Leading up to apologetics and then discussing it in length, the book is divided into 11 sections as follows:
1. Christian Theology
2. The Christian Philosophy of Reality
3. The Christian Philosophy of Knowledge
4. The Christian Philosophy of Behavior
5. Christian Apologetics (Point of Contact)
6. Christian Apologetics (The Problem of Method)
7. Christian Apologetics (Authority and Reason)
8. Common Grace and Scholasticism
9. Argument by Presupposition
10. The Defense of Christianity
11. Amsterdam and Old Princeton
The beginning (chapters 1-4) is a huge help into understanding the basic Christian worldview as a whole and the foundation from where Van Til develops his approach to apologetics.

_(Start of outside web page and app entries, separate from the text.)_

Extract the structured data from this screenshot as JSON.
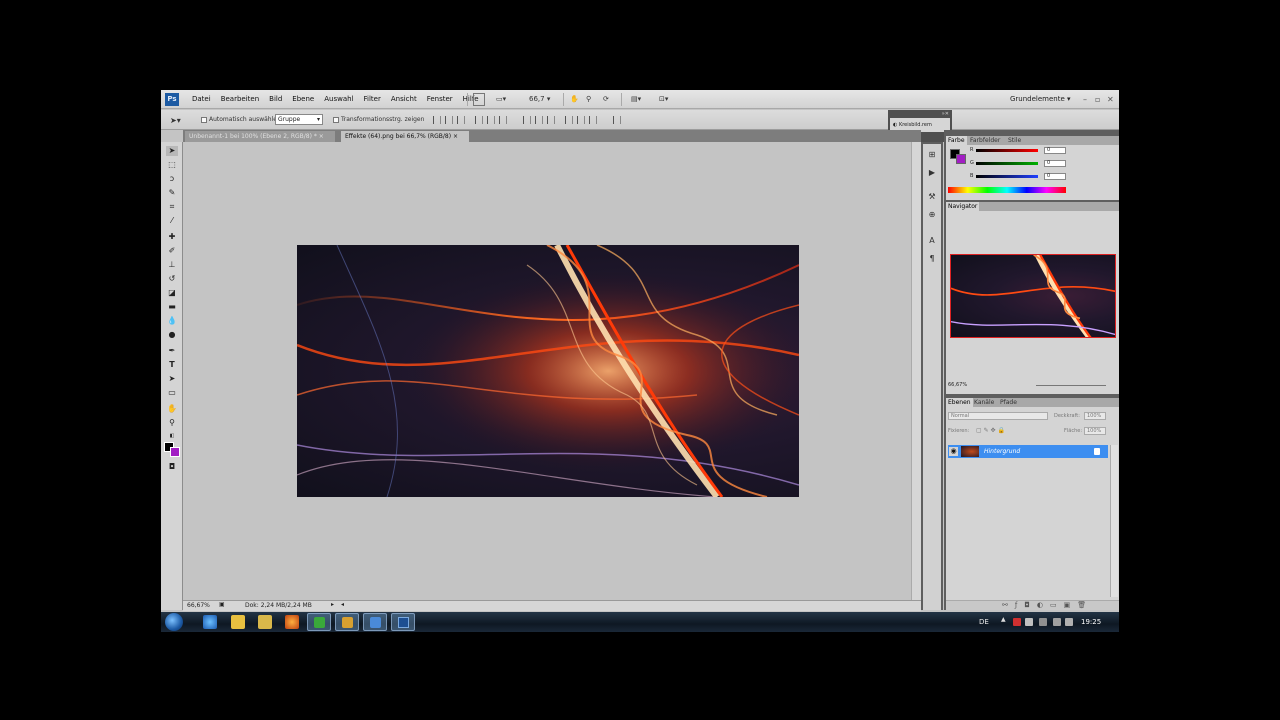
{
  "menubar": {
    "logo": "Ps",
    "items": [
      "Datei",
      "Bearbeiten",
      "Bild",
      "Ebene",
      "Auswahl",
      "Filter",
      "Ansicht",
      "Fenster",
      "Hilfe"
    ],
    "zoom": "66,7",
    "workspace": "Grundelemente"
  },
  "options": {
    "auto_select_label": "Automatisch auswählen:",
    "auto_select_value": "Gruppe",
    "transform_label": "Transformationsstrg. zeigen"
  },
  "tabs": [
    {
      "label": "Unbenannt-1 bei 100% (Ebene 2, RGB/8) *"
    },
    {
      "label": "Effekte (64).png bei 66,7% (RGB/8)"
    }
  ],
  "status": {
    "zoom": "66,67%",
    "doc": "Dok: 2,24 MB/2,24 MB"
  },
  "kurzinfo": {
    "label": "Kreisbild.rem"
  },
  "color_panel": {
    "tabs": [
      "Farbe",
      "Farbfelder",
      "Stile"
    ],
    "channels": [
      {
        "name": "R",
        "value": "0",
        "color": "#d02020"
      },
      {
        "name": "G",
        "value": "0",
        "color": "#20a020"
      },
      {
        "name": "B",
        "value": "0",
        "color": "#2040d0"
      }
    ],
    "foreground": "#000000",
    "background": "#a21ec4"
  },
  "navigator": {
    "tab": "Navigator",
    "zoom": "66,67%"
  },
  "layers_panel": {
    "tabs": [
      "Ebenen",
      "Kanäle",
      "Pfade"
    ],
    "blend_mode": "Normal",
    "opacity_label": "Deckkraft:",
    "opacity": "100%",
    "lock_label": "Fixieren:",
    "fill_label": "Fläche:",
    "fill": "100%",
    "layers": [
      {
        "name": "Hintergrund",
        "visible": true,
        "locked": true
      }
    ]
  },
  "taskbar": {
    "lang": "DE",
    "clock": "19:25"
  },
  "colors": {
    "accent": "#3d8ef0",
    "nav_frame": "#dd2222"
  }
}
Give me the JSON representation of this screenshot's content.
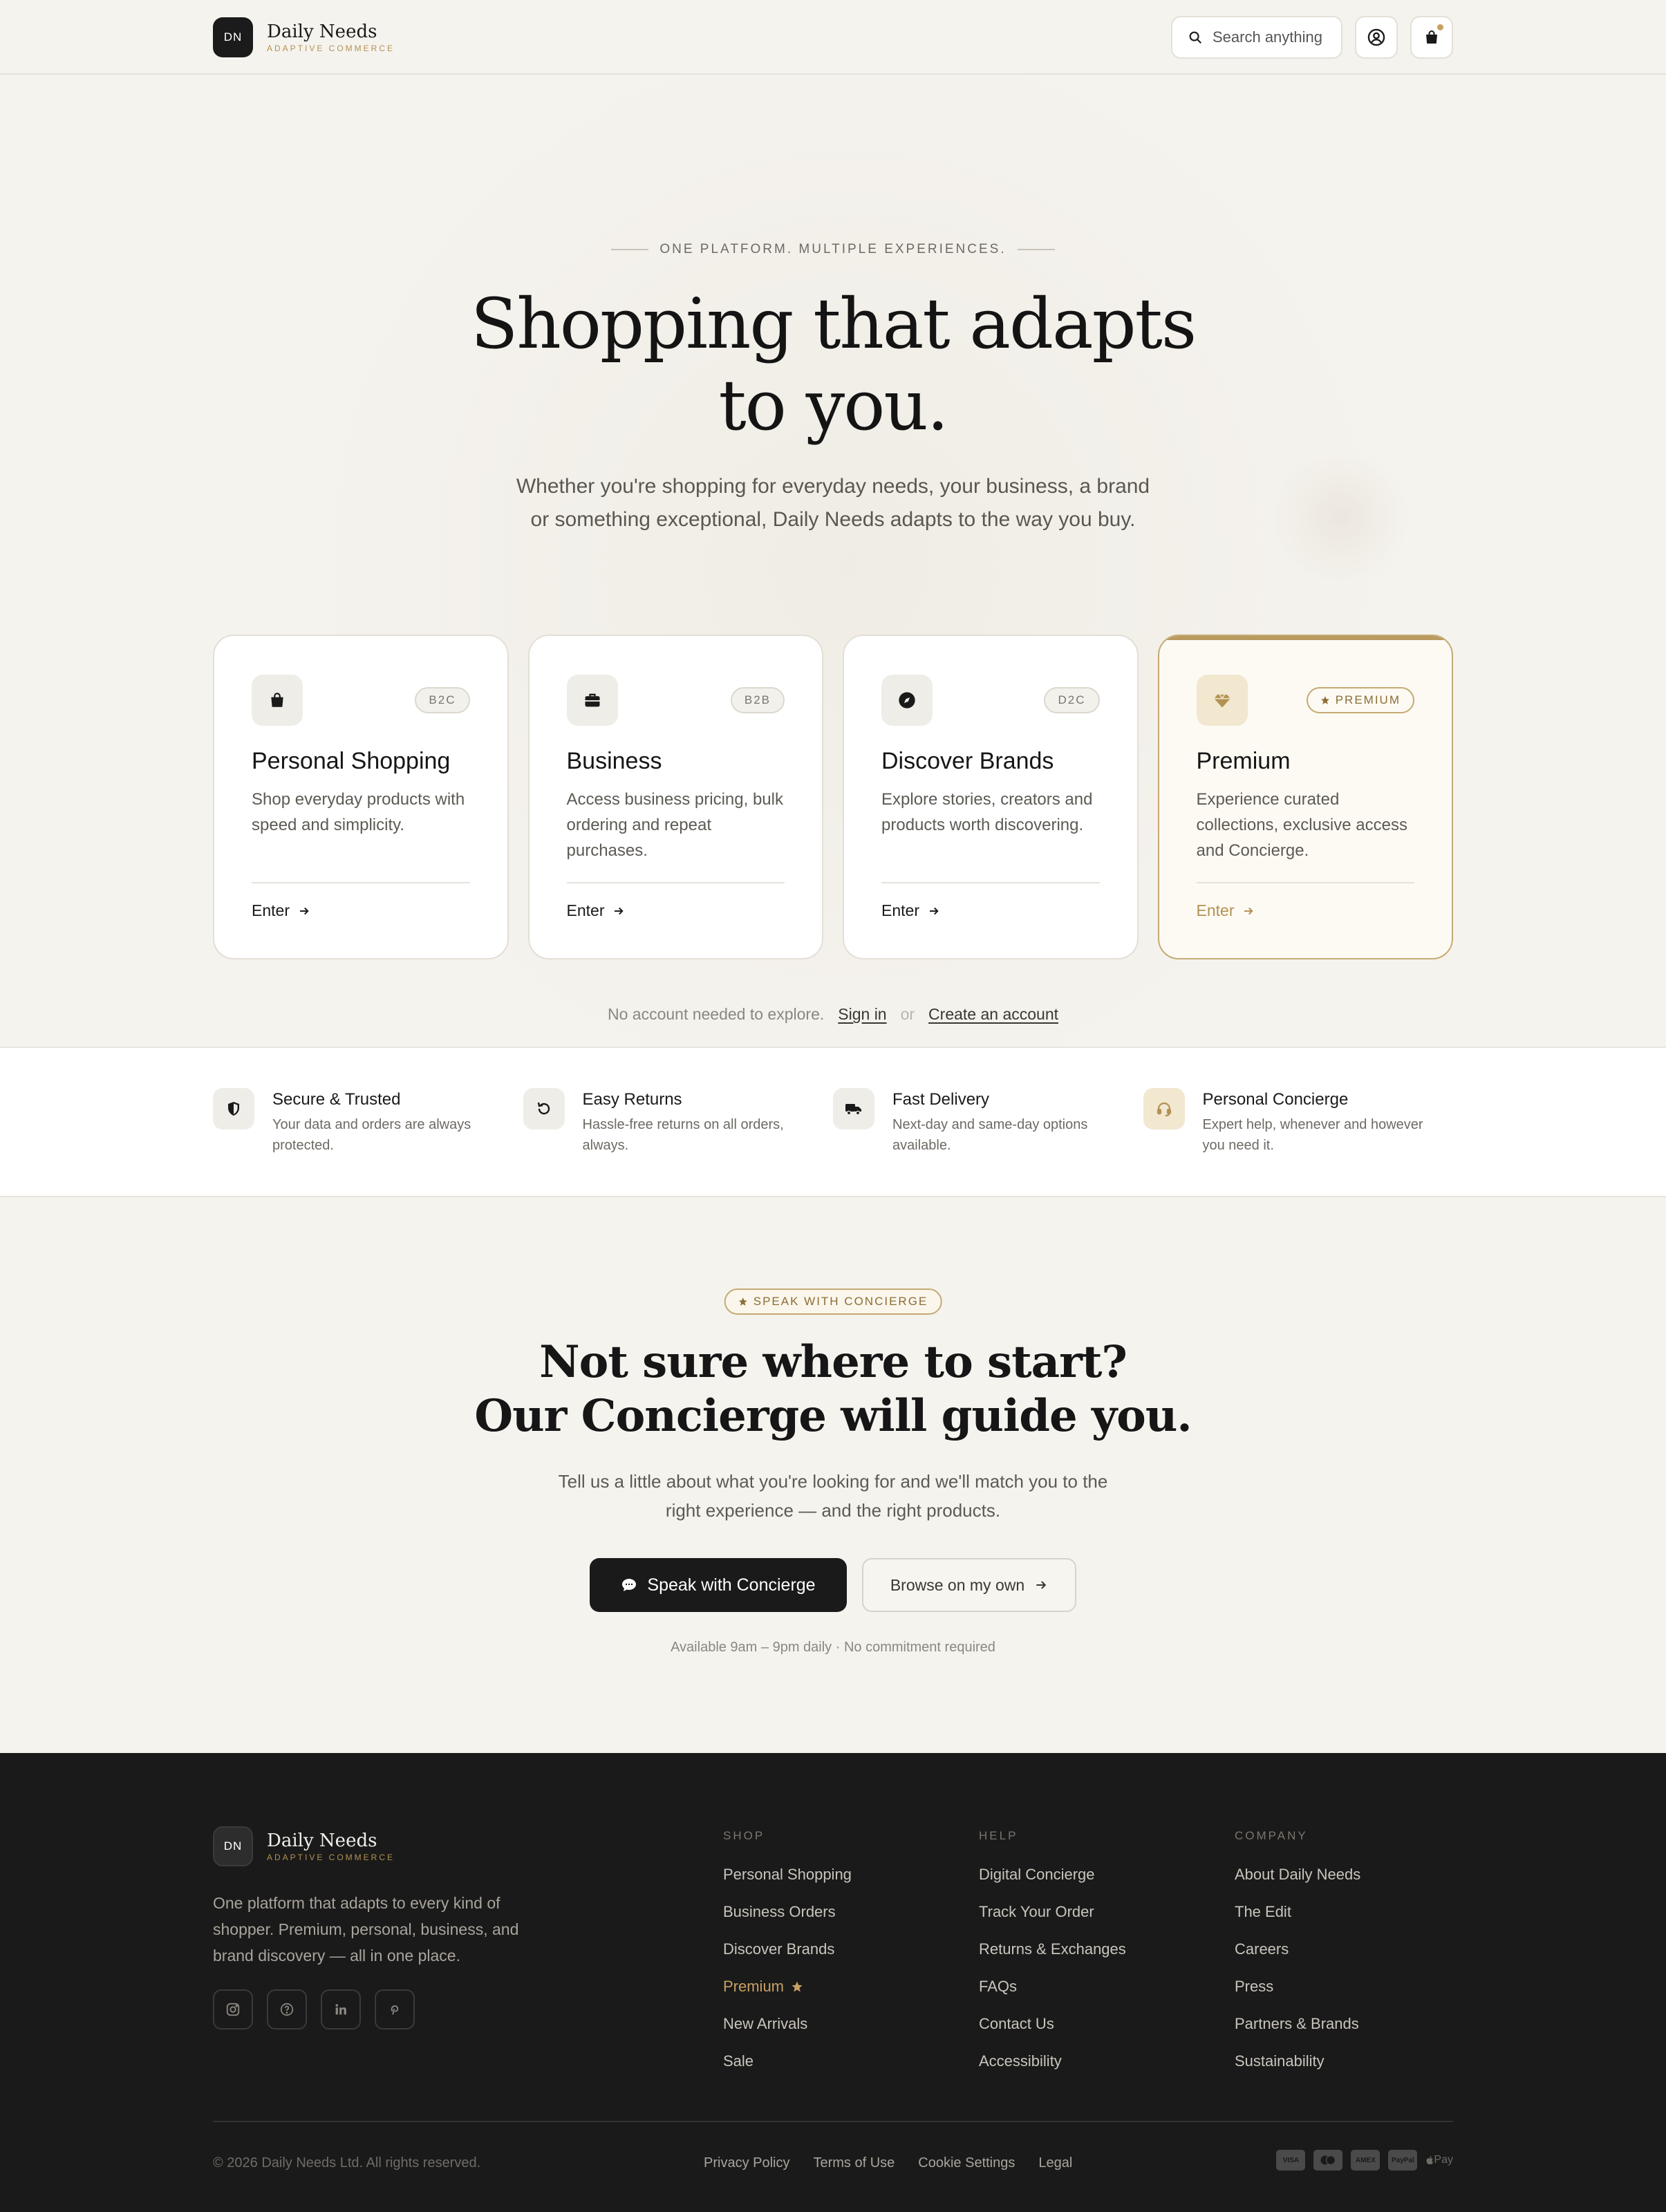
{
  "header": {
    "logo_initials": "DN",
    "brand_name": "Daily Needs",
    "brand_tagline": "ADAPTIVE COMMERCE",
    "search_placeholder": "Search anything",
    "icons": [
      "search-icon",
      "user-icon",
      "shopping-bag-icon"
    ]
  },
  "hero": {
    "eyebrow": "ONE PLATFORM. MULTIPLE EXPERIENCES.",
    "title_line1": "Shopping that adapts",
    "title_line2": "to you.",
    "subtitle": "Whether you're shopping for everyday needs, your business, a brand or something exceptional, Daily Needs adapts to the way you buy.",
    "cards": [
      {
        "tag": "B2C",
        "title": "Personal Shopping",
        "description": "Shop everyday products with speed and simplicity.",
        "cta": "Enter",
        "icon": "shopping-bag-icon"
      },
      {
        "tag": "B2B",
        "title": "Business",
        "description": "Access business pricing, bulk ordering and repeat purchases.",
        "cta": "Enter",
        "icon": "briefcase-icon"
      },
      {
        "tag": "D2C",
        "title": "Discover Brands",
        "description": "Explore stories, creators and products worth discovering.",
        "cta": "Enter",
        "icon": "compass-icon"
      },
      {
        "tag": "PREMIUM",
        "title": "Premium",
        "description": "Experience curated collections, exclusive access and Concierge.",
        "cta": "Enter",
        "icon": "diamond-icon"
      }
    ],
    "note": "No account needed to explore.",
    "sign_in": "Sign in",
    "or": "or",
    "create_account": "Create an account"
  },
  "features": [
    {
      "title": "Secure & Trusted",
      "description": "Your data and orders are always protected.",
      "icon": "shield-icon"
    },
    {
      "title": "Easy Returns",
      "description": "Hassle-free returns on all orders, always.",
      "icon": "return-icon"
    },
    {
      "title": "Fast Delivery",
      "description": "Next-day and same-day options available.",
      "icon": "truck-icon"
    },
    {
      "title": "Personal Concierge",
      "description": "Expert help, whenever and however you need it.",
      "icon": "headset-icon"
    }
  ],
  "concierge": {
    "badge": "SPEAK WITH CONCIERGE",
    "title_line1": "Not sure where to start?",
    "title_line2": "Our Concierge will guide you.",
    "subtitle": "Tell us a little about what you're looking for and we'll match you to the right experience — and the right products.",
    "primary_cta": "Speak with Concierge",
    "secondary_cta": "Browse on my own",
    "note": "Available 9am – 9pm daily · No commitment required"
  },
  "footer": {
    "logo_initials": "DN",
    "brand_name": "Daily Needs",
    "brand_tagline": "ADAPTIVE COMMERCE",
    "about": "One platform that adapts to every kind of shopper. Premium, personal, business, and brand discovery — all in one place.",
    "socials": [
      "instagram-icon",
      "help-icon",
      "linkedin-icon",
      "pinterest-icon"
    ],
    "columns": [
      {
        "title": "SHOP",
        "links": [
          "Personal Shopping",
          "Business Orders",
          "Discover Brands",
          "Premium",
          "New Arrivals",
          "Sale"
        ]
      },
      {
        "title": "HELP",
        "links": [
          "Digital Concierge",
          "Track Your Order",
          "Returns & Exchanges",
          "FAQs",
          "Contact Us",
          "Accessibility"
        ]
      },
      {
        "title": "COMPANY",
        "links": [
          "About Daily Needs",
          "The Edit",
          "Careers",
          "Press",
          "Partners & Brands",
          "Sustainability"
        ]
      }
    ],
    "copyright": "© 2026 Daily Needs Ltd. All rights reserved.",
    "legal": [
      "Privacy Policy",
      "Terms of Use",
      "Cookie Settings",
      "Legal"
    ],
    "payments": [
      "VISA",
      "mastercard",
      "AMEX",
      "PayPal",
      "Pay"
    ]
  },
  "colors": {
    "accent_gold": "#b39152",
    "dark": "#1a1a1a",
    "background": "#f5f3ee"
  }
}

Then in chapters 5-7 he does a masterful job of contrasting the differing approaches to the discipline.
Chapter 9 is by far the most compelling treatise I have ever read on the subject of a truly Biblical approach to apologetics. It is here where Van Til makes his famous statement:
"Both Thomas Aquinas and Butler contend that men have done justice by the evidence if they conclude that God probably exists....I consider this a compromise of simple and fundamental Biblical truth. It is an insult to the living God to say that his revelation of himself so lacks in clairty that man, himself through and through revelation of God, does justice by it when he says that God probably exists.
The argument for the existence of God and for the truth of Christianity is objectively valid. We should not tone down the validity of this argument to the probability level. The argument may be poorly stated, and may never be adequately stated. But in itself the argument is absolutely sound. Christianity is the only reasonable position to hold. It is not merely as reasonable as other positions, or a bit more reasonable than other positions; it alone is the natural and reasonable position for man to take." - p. 197
He goes on then to confirm over and over again the truth of his claim that Christianity alone (and no other system) can make sense of the world. In Chapter 10 he continues to contrast presuppositional apologetics with approaches less faithful to the Scriptures and gives an insightful dialogue between Mr. Black, Mr. White, and Mr. Grey.
In the concluding chapter he gives an account of other theologians and apologists and critiques where they were in line with Scriptures and where they departed in regard to Scriptural authority and apologetics.
Overall, while sometimes this book was a little tough to read in stretching the mind to think things through more adequately, I cannot but recommend this book with my highest recommendation to all believers (because truly we are all called upon to give a defense of the faith - 1 Pet. 3:15-16).
May the Lord Christ bless you in your studies!
Hopefully you will read this book BEFORE you consider taking that cheap and easy route to an apologetics certificate, or degree. But if not, God brought you to this product page for a reason and Van Til will set you straight. The cost of this book is cheap in comparison to the myriad offerings of today's so-called apologetics experts.
This book is not an easy read, far from it, but Dr. Oliphint does a great job of keeping us in the game with his footnotes and mini-bios. So, if you are looking to get at the crux of what it means to become a Christian, you have found the right book. If you are tired of the cliches and drivel being offered as "helps" to bring the unbeliever to Christ, and are ready to be transformed by the renewing of your mind, then take some time and drink this one in. You will be changed for the better, and so will your audience. Then let me know if I was right, by clicking "yes" on "was this review helpful to you" below.